Re-integration (or just papering over the cracks?)
It all started so well. Cook and Flower agreed to bring back KP, England took an impressive series win in India in late-2012 and the team spirit appeared to have returned in spades. But winning can paper over cracks, and whilst England won all appeared rosy. Yet, within months things were beginning to fall apart. Shaky performances in New Zealand led to an ill-tempered start to the summer, when England were accused of playing in a negative manner in the second test match against New Zealand. Flower reacted violently to questioning from both Mike Atherton and Jonathan Agnew in post-match interviews (for Sky Sports and the BBC respectively). There was rumour that mention of the word “Ashes” was banned in the dressing-room. England were still not playing particularly well (although, results were still – just! – going their way). A better-than-deserved Champions Trophy showing and the fact that the Australia team were in even more disarray allayed this negativity for a number of months. But, by August 2013, it was clear that all was not well in the England ship. The, frankly, ludicrous and demeaning selections for the Oval test match showed that England had lost the plot. The brand of cricket was getting more and more negative, England were becoming more and more unpopular for their on-field conduct and the results were starting to turn (remember the home Ashes series results of W-W-D-W-D). It all seems obvious now, but when England flew to Australia, they had it coming.
But again, whose fault was this? I would argue that each coaching regime has a peak before the results and culture inevitably falls around it. The peak of this regime was undoubtedly 2010-11, and the fall took place from 2012 right through until the beginning of this year. Only a honeymoon series for Alastair Cook and the fortune of home conditions and a poorly run Australian side disguised this. And thus, when KP reflects upon the poor culture of the England team and his unhappiness in the dressing room, I would hope that he is referring mainly to 2012 onwards. For me, the start of the Flower-Strauss axis brought a great time for English cricket, and I would be distraught for this to be tarnished. Perhaps some of the dressing-room arrogance and inter-team politics began then and, again, winning papered over those cracks. There are signs of English arrogance, such as Flower’s trip to the Indian dressing room during the tea interval during ‘Bell-gate’. These features of the dressing room only worsened over time, with the positives diminishing. And then, when England finally ran out of luck and the floodgates opened in Australia last winter the fallout began in earnest.
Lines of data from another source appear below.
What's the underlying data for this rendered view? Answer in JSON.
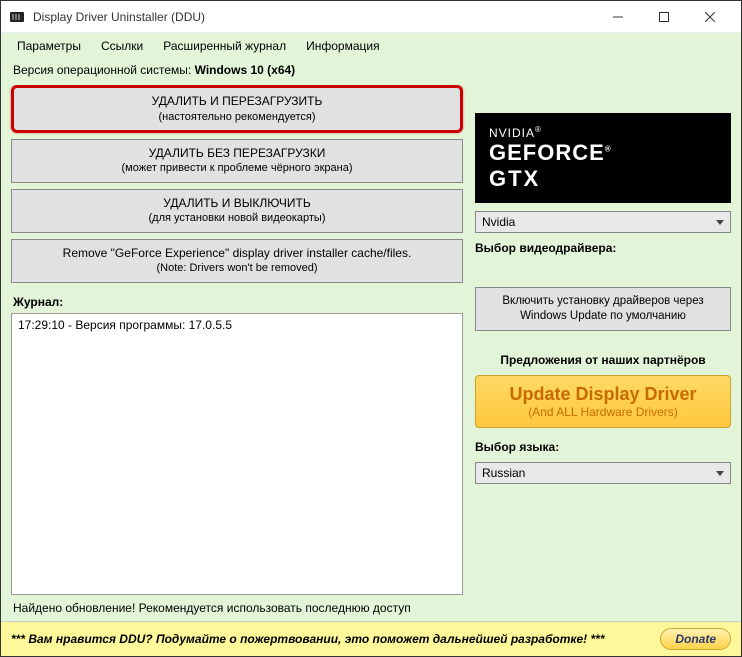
{
  "window": {
    "title": "Display Driver Uninstaller (DDU)"
  },
  "menu": {
    "items": [
      "Параметры",
      "Ссылки",
      "Расширенный журнал",
      "Информация"
    ]
  },
  "osVersion": {
    "label": "Версия операционной системы:",
    "value": "Windows 10 (x64)"
  },
  "actions": {
    "btn1_line1": "УДАЛИТЬ И ПЕРЕЗАГРУЗИТЬ",
    "btn1_line2": "(настоятельно рекомендуется)",
    "btn2_line1": "УДАЛИТЬ БЕЗ ПЕРЕЗАГРУЗКИ",
    "btn2_line2": "(может привести к проблеме чёрного экрана)",
    "btn3_line1": "УДАЛИТЬ И ВЫКЛЮЧИТЬ",
    "btn3_line2": "(для установки новой видеокарты)",
    "btn4_line1": "Remove \"GeForce Experience\" display driver installer cache/files.",
    "btn4_line2": "(Note: Drivers won't be removed)"
  },
  "log": {
    "label": "Журнал:",
    "entry": "17:29:10 - Версия программы: 17.0.5.5"
  },
  "gpu": {
    "brand_l1": "NVIDIA",
    "brand_l2": "GEFORCE",
    "brand_l3": "GTX",
    "vendorSelected": "Nvidia",
    "driverLabel": "Выбор видеодрайвера:"
  },
  "wuButton": {
    "line1": "Включить установку драйверов через",
    "line2": "Windows Update по умолчанию"
  },
  "partners": {
    "label": "Предложения от наших партнёров",
    "btn_line1": "Update Display Driver",
    "btn_line2": "(And ALL Hardware Drivers)"
  },
  "language": {
    "label": "Выбор языка:",
    "selected": "Russian"
  },
  "status": "Найдено обновление! Рекомендуется использовать последнюю доступ",
  "donate": {
    "text": "*** Вам нравится DDU? Подумайте о пожертвовании, это поможет дальнейшей разработке! ***",
    "button": "Donate"
  }
}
I am no fan of the ECB – I have a deep dislike of the manner in which Giles Clarke runs the game. But I would support the 2009-11 England team regime to the hilt – after all, this was a side that gave me a lot of pleasure as a fan through the manner in which they played their cricket and the results that they gleaned. One can only hope, looking back to 2007, that another successful era comes around just as quickly as Fletcher turned to Flower. English cricket has been very fortunate in recent years – we must not forget that. Will KP return? In all likelihood, no. Can England turn a corner and begin to play less ugly brand of cricket and become a better organisation again? I certainly hope so. And I hope that all this infighting ceases soon as it does nobody any good.